An image of HIV from a scanning electron microscope. A vaccine project is in very early stages, but it's sparking interest among scientists in the field.
Ever since the AIDS epidemic erupted nearly 40 years ago, researchers have tried to make a vaccine.
The efforts typically end up like this: "Failure Of Latest HIV Vaccine Test: A 'Huge Disappointment.' "
Now researchers have come up with a new blueprint.
The method behind their potential vaccine mimics a rare process detected in the immune systems of some people with HIV — a process the reduces the amount of virus in the body.
The team from Duke and Harvard behind the work, which appears this month in the journal Science, says there is still a long road ahead before an actual vaccine is ready for large-scale field trials. But scientists in the field are more optimistic than they've been for some time.

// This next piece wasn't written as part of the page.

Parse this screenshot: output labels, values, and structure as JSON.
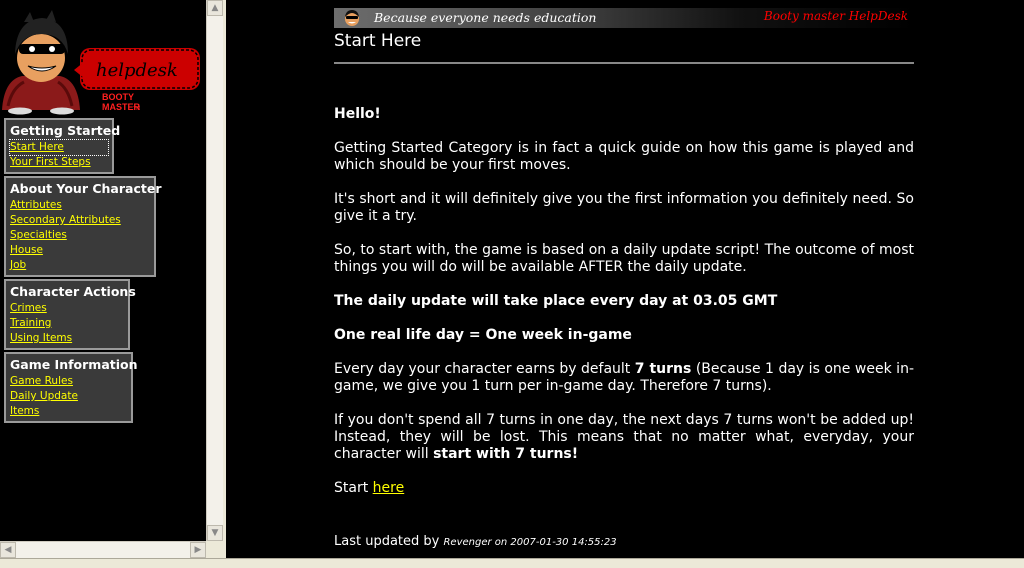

"For the first 20 years after the virus was discovered, the field tried to make a vaccine using the techniques that all the successful measles, mumps, rubella, polio vaccines had been made with in the past. And none of those worked," says Barton Haynes, director of the Duke Human Vaccine Institute and a lead author of the new research. But with a virus that's constantly mutating to evade the immune system, the antibodies generated weren't strong enough to fight it off.
But in about 20% of people who get infected with HIV, their immune systems will make special proteins called "broadly neutralizing antibodies." These antibodies live up to their name by wiping out many different strains of HIV by attacking the parts of the virus that stay constant, even as it evolves.
These proteins tend to develop several years after infection and can stop the virus from replicating for a while — although they don't cure people of HIV because there's always a reservoir of the virus hiding out in cells where antibodies can't reach them.
But earlier tests in animals showed a powerful way forward: When they were infused with these antibodies before exposure to HIV, infections were prevented.
But there was a problem: The protection was short-lived.
In the new research, Haynes and his colleagues use computer modeling and lab testing on mice and monkeys to figure out how to train an immune system that's not been compromised by HIV to create these special antibodies — and then continue to make new, stronger generations.
"We show a new way to design the HIV vaccine to guide the broadly neutralizing antibodies to go down paths they rarely go down on their own," Haynes says. The vaccine would also train the immune system to make these antibodies in months instead of the natural timetable of years after human exposure to the virus.
The approach looks promising to Rowena Johnston, research director at the nonprofit Foundation for AIDS Research, or amfAR, who was not involved with the study. "Nature is the best engineer when it comes to working out what our immune system should do," she says.
A vaccine based on these antibodies also has the potential to be far more effective than others in development. There currently are three HIV vaccine candidates in the final stages of human testing, and they'll be considered successful if they protect just half the exposed population from getting HIV. The benefit of this new method is that because it's introducing more powerful antibodies than the other vaccine candidates, it could lead to a vaccine that is 80-90% effective, says Dr. John Mascola, director of the Vaccine Research Center at the National Institutes of Health (NIH), who was not involved with the study.
Haynes' team is a third of the way through developing several of these antibodies, and they'll need more types to make an effective vaccine, something they say they're confident they'll be able to do.
Mascola estimates that it will take at least another five years for an HIV vaccine based on this research to get to large-scale clinical trials.